How To Create an Effective Home Learning Space
Never before has it been more important to understand how to create an effective home learning space. Remember just a few weeks ago when our students needed an efficient place to do their homework. Well, now ALL of their work is “homework,” so it is more important than ever to provide them with the best possible learning space.
You do not have to spend hours watching HGTV or scanning Pinterest, thousands of dollars at IKEA, or hiring a professional designer to know how to create an effective home learning space. In fact, you don’t even need to have a dedicated room. All you need is the proper atmosphere and attributes, good lighting, and convenient supplies.
Atmosphere and Attributes:
First, when considering how to create an effective home learning space, consider your child. Are they easily distracted by noise or visual stimuli? Are they able to work independently for periods of time or...
No-one knew in January, or even February, that schools would close and ALL students would be learning from home. We didn’t have time to prepare and many of us are struggling. While there isn’t any magic pixie dust, here are the top three things to make home learning more effective.
We are conditioned to behave in certain ways in specific locations. When you walk into a library or church, you speak softly. When you lay down in your bed, you get sleepy or at least relax. The second example is very important. Your child’s bed is not a productive work space.
Single Use: The first thing you can do to make home learning more effective is to designate a work space. If possible provide a small table or desk to be used specifically for school work.

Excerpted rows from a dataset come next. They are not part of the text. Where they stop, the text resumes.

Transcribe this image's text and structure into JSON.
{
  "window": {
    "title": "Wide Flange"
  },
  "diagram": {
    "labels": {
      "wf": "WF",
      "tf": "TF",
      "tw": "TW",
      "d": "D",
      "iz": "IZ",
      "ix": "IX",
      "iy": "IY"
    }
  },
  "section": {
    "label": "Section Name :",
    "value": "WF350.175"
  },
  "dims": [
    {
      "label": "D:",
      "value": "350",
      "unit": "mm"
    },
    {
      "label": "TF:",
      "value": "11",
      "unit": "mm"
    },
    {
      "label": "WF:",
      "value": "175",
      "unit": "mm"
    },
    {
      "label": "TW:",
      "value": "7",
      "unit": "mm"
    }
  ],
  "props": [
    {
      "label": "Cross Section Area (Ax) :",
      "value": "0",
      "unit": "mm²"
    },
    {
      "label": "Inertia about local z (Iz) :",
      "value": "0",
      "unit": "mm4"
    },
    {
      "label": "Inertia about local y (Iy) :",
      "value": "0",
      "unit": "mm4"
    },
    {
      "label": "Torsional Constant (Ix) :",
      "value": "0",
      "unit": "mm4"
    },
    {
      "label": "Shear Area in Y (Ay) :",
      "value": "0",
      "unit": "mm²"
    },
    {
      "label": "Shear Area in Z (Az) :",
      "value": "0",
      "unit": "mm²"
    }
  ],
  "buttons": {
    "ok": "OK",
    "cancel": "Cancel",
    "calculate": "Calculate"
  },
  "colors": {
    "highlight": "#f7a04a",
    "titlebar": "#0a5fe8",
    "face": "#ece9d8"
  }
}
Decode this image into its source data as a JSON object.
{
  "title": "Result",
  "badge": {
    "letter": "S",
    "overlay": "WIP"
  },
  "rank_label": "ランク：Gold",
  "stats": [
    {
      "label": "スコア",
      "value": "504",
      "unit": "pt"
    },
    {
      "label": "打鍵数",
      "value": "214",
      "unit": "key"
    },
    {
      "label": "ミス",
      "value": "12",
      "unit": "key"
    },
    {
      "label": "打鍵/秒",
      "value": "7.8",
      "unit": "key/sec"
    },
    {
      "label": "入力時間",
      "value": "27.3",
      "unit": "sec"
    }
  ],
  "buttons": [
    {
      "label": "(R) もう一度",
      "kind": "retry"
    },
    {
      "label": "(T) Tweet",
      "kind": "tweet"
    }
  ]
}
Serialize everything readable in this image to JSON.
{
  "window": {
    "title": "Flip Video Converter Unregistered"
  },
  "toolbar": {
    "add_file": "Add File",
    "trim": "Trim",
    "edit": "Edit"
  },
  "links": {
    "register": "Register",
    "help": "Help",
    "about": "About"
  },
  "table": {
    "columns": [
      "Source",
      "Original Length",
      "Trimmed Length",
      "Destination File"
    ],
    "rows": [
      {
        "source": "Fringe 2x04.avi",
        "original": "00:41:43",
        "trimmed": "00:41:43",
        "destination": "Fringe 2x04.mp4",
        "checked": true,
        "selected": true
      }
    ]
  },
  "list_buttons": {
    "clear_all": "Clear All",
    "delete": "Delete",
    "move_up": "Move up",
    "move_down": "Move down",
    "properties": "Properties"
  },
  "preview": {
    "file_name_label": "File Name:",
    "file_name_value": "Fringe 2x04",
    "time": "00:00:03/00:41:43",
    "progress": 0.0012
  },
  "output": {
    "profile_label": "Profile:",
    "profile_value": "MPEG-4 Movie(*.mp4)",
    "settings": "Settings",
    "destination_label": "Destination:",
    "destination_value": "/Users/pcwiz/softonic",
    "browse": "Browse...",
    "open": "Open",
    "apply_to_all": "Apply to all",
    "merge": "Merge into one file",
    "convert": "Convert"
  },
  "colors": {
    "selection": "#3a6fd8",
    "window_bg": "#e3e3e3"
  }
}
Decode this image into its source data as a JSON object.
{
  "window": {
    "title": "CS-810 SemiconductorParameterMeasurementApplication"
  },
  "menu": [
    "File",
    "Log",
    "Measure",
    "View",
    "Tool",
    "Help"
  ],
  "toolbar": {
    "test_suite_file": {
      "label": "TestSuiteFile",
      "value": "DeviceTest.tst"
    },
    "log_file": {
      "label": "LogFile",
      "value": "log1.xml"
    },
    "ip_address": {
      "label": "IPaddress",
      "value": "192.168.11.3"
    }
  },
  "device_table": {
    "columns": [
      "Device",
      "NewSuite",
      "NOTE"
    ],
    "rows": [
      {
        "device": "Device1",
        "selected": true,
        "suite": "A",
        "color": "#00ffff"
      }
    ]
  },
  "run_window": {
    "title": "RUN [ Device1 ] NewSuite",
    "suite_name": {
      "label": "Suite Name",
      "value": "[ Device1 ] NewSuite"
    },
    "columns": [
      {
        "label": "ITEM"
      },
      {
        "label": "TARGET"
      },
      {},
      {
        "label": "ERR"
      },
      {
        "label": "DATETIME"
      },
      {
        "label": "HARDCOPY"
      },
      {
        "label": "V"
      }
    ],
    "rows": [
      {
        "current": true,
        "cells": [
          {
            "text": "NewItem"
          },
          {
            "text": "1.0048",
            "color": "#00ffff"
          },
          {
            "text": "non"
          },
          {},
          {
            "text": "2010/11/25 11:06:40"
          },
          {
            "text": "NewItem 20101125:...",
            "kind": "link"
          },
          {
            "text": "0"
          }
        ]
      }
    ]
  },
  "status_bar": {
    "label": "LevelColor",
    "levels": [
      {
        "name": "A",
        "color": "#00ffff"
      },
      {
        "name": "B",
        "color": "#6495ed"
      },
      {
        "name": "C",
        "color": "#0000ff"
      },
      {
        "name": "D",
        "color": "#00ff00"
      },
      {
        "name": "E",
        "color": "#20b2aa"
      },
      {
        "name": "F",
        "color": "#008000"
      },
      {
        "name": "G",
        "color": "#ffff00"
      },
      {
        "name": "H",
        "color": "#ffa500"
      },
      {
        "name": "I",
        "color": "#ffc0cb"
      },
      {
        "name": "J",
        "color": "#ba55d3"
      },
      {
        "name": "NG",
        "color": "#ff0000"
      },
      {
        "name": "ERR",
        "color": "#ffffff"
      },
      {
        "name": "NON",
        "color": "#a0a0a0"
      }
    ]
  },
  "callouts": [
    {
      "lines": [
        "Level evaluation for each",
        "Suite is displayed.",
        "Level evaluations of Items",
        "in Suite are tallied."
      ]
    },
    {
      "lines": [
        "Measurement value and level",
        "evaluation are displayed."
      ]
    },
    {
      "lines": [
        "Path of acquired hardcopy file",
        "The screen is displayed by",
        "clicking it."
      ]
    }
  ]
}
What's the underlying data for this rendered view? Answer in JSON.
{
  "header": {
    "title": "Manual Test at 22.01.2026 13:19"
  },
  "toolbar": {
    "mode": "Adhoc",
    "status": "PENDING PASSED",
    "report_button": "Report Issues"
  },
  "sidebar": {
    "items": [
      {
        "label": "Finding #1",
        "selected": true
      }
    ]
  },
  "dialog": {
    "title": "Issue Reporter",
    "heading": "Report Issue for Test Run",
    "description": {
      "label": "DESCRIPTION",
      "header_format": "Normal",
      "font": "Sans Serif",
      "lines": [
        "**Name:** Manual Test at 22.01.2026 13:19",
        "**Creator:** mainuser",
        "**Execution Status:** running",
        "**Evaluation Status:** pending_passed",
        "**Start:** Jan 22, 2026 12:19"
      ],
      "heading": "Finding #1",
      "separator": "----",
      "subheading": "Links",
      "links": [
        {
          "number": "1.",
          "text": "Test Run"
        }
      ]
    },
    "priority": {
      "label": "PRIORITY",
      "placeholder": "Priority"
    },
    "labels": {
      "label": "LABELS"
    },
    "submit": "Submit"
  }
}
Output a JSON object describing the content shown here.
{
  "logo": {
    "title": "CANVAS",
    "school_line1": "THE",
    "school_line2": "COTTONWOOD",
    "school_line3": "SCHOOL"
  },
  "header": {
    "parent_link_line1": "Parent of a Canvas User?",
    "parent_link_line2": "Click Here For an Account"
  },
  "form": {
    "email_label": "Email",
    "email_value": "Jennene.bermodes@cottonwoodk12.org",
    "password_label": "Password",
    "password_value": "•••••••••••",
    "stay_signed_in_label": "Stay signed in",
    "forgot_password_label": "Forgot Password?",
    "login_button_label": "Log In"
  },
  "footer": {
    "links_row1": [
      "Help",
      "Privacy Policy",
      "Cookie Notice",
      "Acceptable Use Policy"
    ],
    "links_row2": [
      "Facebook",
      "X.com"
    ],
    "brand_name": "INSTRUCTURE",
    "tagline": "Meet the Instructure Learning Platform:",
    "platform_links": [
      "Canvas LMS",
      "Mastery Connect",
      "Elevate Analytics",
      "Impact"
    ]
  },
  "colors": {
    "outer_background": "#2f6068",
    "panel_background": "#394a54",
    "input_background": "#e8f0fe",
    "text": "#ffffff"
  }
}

Multi-Use: If that isn’t feasible, create a different atmosphere when working at a multi purpose space. For example, if...